Toronto.. … to skin a cat (sorry cat lovers) was an expression when I was a kid. It meant that a problem often had more than one solution. During the Great War (WW1), a Canadian hospital (McGill hospital) was set up in Dannes-Camiers, France. As very young scholars, each fall we were taught McCrea’s poem “In Flanders Fields“. Dr McCrea was a surgeon in the McGill field hospital in France.
Canada’s History magazine featured an article on that hospital in its Oct/Nov 2022 issue. Authors Tim Cook and Kate Raiment wrote an article titled, “A Great Machine of Healing“. In EBSCO’s New Hampshire teacher resources linked above (5th article down), the abstract reads, “The article focuses on First World War surgeon John McCrae [who] served in McGill University‘s acclaimed field hospital in France. It mentions Canadian Army Medical Corps (CAMC) had expanded from twenty officers in 1914 to over twenty thousand members and caregivers in uniform[. They] were a vital part of the war machine, engaging in preventive care to stop disease from decimating the armies. It also mentions Canada in the war’s aftermath to better aid the public health of all Canadians.”

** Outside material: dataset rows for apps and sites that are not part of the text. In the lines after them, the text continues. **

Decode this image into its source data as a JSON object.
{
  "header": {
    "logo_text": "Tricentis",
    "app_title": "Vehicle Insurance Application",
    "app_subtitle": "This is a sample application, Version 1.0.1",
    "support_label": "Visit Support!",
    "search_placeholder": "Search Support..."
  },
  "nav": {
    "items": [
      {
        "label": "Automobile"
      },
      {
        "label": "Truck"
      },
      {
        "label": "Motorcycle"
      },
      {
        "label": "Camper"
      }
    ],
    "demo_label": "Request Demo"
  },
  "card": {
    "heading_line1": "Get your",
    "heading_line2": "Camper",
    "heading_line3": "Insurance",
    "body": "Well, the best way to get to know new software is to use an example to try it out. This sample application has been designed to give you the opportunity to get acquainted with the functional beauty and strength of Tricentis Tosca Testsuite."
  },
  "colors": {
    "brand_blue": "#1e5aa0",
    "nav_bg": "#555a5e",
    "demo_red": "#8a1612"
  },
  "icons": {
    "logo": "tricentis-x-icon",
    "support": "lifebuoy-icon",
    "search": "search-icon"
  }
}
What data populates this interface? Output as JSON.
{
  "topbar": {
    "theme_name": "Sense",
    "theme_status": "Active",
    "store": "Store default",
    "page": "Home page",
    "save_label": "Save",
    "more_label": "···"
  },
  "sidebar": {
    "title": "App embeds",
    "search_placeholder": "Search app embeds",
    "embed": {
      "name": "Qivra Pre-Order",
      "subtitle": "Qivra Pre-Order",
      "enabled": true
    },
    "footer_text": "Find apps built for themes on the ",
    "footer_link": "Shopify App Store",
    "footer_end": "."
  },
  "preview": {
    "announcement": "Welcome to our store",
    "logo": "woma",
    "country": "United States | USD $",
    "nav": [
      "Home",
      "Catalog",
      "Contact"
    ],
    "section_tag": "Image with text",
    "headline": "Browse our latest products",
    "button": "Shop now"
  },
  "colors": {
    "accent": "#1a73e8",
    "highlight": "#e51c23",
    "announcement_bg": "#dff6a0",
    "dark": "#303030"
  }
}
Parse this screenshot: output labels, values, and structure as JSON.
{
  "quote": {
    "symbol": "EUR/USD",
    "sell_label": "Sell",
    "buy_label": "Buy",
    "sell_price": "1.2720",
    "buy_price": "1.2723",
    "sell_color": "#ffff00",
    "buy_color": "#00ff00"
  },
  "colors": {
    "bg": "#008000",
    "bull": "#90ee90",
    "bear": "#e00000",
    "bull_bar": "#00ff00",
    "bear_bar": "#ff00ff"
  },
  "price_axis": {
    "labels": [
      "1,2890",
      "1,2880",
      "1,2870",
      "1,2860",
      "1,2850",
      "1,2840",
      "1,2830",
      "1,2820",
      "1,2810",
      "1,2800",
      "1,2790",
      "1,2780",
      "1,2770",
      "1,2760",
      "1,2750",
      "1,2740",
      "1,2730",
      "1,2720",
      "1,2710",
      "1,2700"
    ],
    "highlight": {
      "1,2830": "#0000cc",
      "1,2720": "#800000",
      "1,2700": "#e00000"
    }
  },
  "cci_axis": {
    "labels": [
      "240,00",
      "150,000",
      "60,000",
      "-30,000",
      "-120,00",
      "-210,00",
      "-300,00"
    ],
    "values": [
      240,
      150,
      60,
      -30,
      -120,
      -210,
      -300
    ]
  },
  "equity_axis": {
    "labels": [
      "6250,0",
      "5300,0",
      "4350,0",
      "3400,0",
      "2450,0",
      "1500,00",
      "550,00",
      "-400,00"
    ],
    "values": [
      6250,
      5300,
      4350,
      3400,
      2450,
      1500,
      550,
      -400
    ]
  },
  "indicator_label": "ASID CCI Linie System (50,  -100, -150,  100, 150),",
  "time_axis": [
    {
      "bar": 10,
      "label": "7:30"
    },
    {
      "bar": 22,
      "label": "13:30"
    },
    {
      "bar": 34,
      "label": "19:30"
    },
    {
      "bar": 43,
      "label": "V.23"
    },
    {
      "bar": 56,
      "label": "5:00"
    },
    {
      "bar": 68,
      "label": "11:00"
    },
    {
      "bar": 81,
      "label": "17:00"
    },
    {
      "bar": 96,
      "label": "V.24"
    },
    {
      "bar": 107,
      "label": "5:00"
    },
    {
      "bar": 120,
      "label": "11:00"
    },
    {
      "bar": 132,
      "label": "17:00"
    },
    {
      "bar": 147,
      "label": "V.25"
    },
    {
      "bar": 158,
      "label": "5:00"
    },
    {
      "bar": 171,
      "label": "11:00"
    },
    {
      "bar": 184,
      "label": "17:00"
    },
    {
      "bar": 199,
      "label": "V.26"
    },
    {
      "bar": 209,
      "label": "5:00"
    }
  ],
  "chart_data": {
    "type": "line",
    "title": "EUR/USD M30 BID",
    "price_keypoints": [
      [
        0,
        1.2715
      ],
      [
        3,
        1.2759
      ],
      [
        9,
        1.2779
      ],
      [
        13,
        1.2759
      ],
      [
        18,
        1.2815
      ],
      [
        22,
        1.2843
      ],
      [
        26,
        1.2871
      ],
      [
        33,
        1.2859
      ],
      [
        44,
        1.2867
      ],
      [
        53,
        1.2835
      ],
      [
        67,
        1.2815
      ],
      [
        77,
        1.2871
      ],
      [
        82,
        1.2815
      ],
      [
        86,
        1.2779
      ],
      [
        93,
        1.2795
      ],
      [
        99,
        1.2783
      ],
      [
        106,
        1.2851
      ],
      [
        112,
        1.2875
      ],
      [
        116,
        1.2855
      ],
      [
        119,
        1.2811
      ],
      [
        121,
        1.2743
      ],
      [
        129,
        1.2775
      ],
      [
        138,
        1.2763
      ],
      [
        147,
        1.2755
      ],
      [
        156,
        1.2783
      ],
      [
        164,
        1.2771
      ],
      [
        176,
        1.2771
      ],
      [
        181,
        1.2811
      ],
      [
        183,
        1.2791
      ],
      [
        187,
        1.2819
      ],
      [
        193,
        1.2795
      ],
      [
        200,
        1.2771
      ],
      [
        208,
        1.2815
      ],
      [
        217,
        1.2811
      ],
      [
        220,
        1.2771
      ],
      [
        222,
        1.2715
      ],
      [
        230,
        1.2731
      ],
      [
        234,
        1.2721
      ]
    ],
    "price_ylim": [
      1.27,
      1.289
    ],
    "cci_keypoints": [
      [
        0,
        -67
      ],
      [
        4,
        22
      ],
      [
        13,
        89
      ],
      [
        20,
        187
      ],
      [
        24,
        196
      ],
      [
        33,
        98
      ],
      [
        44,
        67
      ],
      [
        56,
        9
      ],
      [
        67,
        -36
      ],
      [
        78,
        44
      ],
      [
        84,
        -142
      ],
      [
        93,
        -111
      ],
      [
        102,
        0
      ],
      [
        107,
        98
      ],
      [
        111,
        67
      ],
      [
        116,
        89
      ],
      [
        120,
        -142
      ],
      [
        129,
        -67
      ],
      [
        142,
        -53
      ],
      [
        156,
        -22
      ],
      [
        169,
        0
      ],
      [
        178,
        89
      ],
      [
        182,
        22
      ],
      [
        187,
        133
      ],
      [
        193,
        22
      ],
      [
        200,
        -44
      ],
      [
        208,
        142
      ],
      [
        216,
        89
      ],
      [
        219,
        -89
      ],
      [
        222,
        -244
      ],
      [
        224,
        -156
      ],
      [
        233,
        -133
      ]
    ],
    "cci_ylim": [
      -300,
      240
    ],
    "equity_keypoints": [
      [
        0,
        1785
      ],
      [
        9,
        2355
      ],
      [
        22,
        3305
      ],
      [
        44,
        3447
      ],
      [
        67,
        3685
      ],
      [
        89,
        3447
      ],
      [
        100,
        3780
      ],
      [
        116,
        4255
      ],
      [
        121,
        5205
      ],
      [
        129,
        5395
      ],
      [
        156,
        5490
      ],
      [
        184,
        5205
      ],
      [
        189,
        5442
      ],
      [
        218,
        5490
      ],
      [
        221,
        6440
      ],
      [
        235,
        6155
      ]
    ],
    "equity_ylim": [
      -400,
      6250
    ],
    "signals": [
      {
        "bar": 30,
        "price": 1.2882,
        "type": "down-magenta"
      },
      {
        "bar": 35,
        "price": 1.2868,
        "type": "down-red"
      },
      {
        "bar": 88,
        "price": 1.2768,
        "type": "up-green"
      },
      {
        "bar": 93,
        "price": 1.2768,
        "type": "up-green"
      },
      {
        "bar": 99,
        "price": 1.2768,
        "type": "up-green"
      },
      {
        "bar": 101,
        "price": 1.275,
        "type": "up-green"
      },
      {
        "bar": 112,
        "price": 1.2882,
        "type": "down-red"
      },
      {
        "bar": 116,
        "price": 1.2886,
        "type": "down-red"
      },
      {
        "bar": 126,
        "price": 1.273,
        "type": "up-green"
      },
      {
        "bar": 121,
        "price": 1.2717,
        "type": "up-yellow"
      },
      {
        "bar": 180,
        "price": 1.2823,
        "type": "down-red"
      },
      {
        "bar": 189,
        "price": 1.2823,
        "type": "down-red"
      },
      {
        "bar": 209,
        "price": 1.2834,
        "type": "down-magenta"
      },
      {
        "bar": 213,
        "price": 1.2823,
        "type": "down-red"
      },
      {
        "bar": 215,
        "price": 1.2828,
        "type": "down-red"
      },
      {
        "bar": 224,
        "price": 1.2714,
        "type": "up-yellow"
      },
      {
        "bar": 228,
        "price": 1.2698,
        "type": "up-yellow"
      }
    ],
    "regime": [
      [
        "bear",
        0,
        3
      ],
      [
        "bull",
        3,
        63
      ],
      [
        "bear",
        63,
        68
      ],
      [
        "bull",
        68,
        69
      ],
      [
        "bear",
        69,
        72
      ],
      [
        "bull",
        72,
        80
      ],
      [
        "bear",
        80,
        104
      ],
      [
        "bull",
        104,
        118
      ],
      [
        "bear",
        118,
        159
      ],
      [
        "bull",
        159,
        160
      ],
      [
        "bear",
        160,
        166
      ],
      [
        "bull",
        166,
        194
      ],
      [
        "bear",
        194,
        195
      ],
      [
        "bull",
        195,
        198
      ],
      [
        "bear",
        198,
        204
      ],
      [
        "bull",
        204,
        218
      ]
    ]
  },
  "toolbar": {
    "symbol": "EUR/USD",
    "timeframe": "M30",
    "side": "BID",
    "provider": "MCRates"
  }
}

There was a “no photographs” policy at the hospital during WW1 but some wags used a clever way to circumvent the rule as you can see here. Pin hole photography? Perhaps. Once again a big vote of thanks goes to photo-historian George Dunbar for discovering this thoughtful article about McGill, Dr McCrea, and WW1.